* _EXERCISE REQUIREMENTS_
Find the word "JSON" in the records below. List each line containing it.

##### RECORDED INFORMATION

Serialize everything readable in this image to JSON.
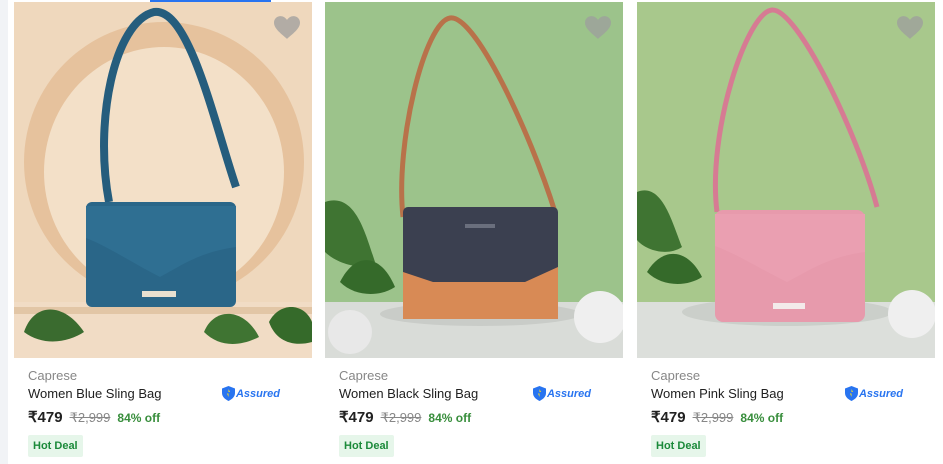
{
  "products": [
    {
      "brand": "Caprese",
      "title": "Women Blue Sling Bag",
      "price": "₹479",
      "mrp": "₹2,999",
      "discount": "84% off",
      "badge": "Hot Deal",
      "assured_label": "Assured",
      "bag_color": "#2a6688",
      "bg_color": "#efd8bd",
      "logo_text": "CAPRESE"
    },
    {
      "brand": "Caprese",
      "title": "Women Black Sling Bag",
      "price": "₹479",
      "mrp": "₹2,999",
      "discount": "84% off",
      "badge": "Hot Deal",
      "assured_label": "Assured",
      "bag_color": "#3b4050",
      "bg_color": "#9cc38b",
      "logo_text": "CAPRESE"
    },
    {
      "brand": "Caprese",
      "title": "Women Pink Sling Bag",
      "price": "₹479",
      "mrp": "₹2,999",
      "discount": "84% off",
      "badge": "Hot Deal",
      "assured_label": "Assured",
      "bag_color": "#e79aac",
      "bg_color": "#a8c88c",
      "logo_text": "CAPRESE"
    }
  ],
  "icons": {
    "wishlist": "heart-icon",
    "assured": "assured-shield-icon"
  }
}
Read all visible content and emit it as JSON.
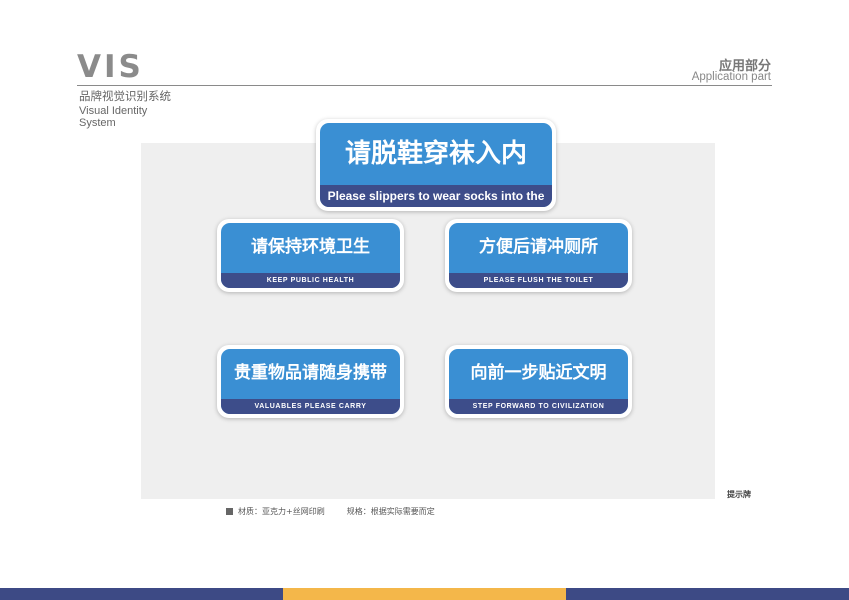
{
  "header": {
    "logo": "VIS",
    "subtitle_cn": "品牌视觉识别系统",
    "subtitle_en_1": "Visual Identity",
    "subtitle_en_2": "System",
    "section_cn": "应用部分",
    "section_en": "Application part"
  },
  "signs": [
    {
      "cn": "请脱鞋穿袜入内",
      "en": "Please slippers to wear socks into the"
    },
    {
      "cn": "请保持环境卫生",
      "en": "KEEP PUBLIC HEALTH"
    },
    {
      "cn": "方便后请冲厕所",
      "en": "PLEASE FLUSH THE TOILET"
    },
    {
      "cn": "贵重物品请随身携带",
      "en": "VALUABLES PLEASE CARRY"
    },
    {
      "cn": "向前一步贴近文明",
      "en": "STEP FORWARD TO CIVILIZATION"
    }
  ],
  "caption": "提示牌",
  "notes": {
    "material": "材质：亚克力+丝网印刷",
    "spec": "规格：根据实际需要而定"
  },
  "colors": {
    "sign_blue": "#3a8fd3",
    "band_navy": "#3d4d8a",
    "footer_navy": "#3d4a85",
    "footer_orange": "#f4b74a"
  }
}
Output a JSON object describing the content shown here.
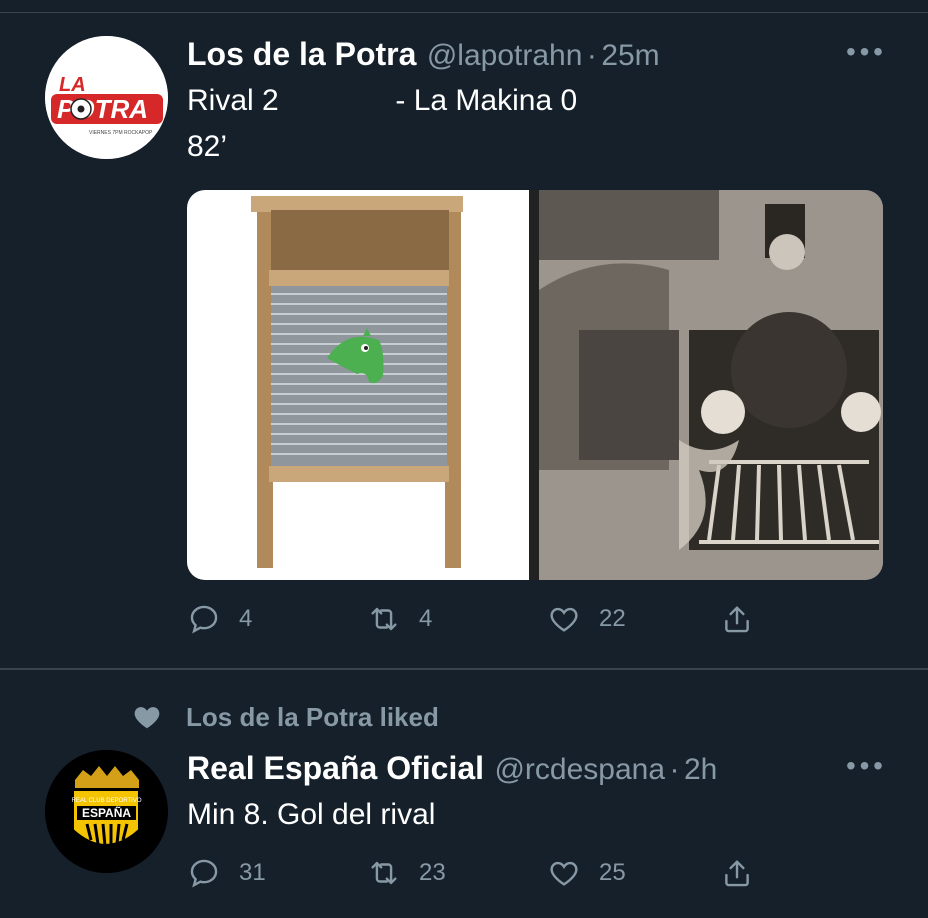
{
  "tweet1": {
    "name": "Los de la Potra",
    "handle": "@lapotrahn",
    "dot": "·",
    "time": "25m",
    "line1": "Rival 2              - La Makina 0",
    "line2": "82’",
    "logo_text": "LA POTRA",
    "logo_sub": "VIERNES 7PM ROCKAPOP",
    "replies": "4",
    "retweets": "4",
    "likes": "22"
  },
  "liked_label": "Los de la Potra liked",
  "tweet2": {
    "name": "Real España Oficial",
    "handle": "@rcdespana",
    "dot": "·",
    "time": "2h",
    "text": "Min 8. Gol del rival",
    "badge_top": "REAL CLUB DEPORTIVO",
    "badge_name": "ESPAÑA",
    "replies": "31",
    "retweets": "23",
    "likes": "25"
  },
  "colors": {
    "background": "#15202b",
    "secondary": "#8899a6",
    "separator": "#38444d"
  },
  "icons": [
    "more-icon",
    "reply-icon",
    "retweet-icon",
    "like-icon",
    "share-icon",
    "heart-icon",
    "crocodile-icon"
  ]
}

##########

* _EXERCISE OUTPUT_
Serialize everything readable in this image to JSON.
Read all visible content and emit it as JSON.
Output a JSON object describing the content shown here.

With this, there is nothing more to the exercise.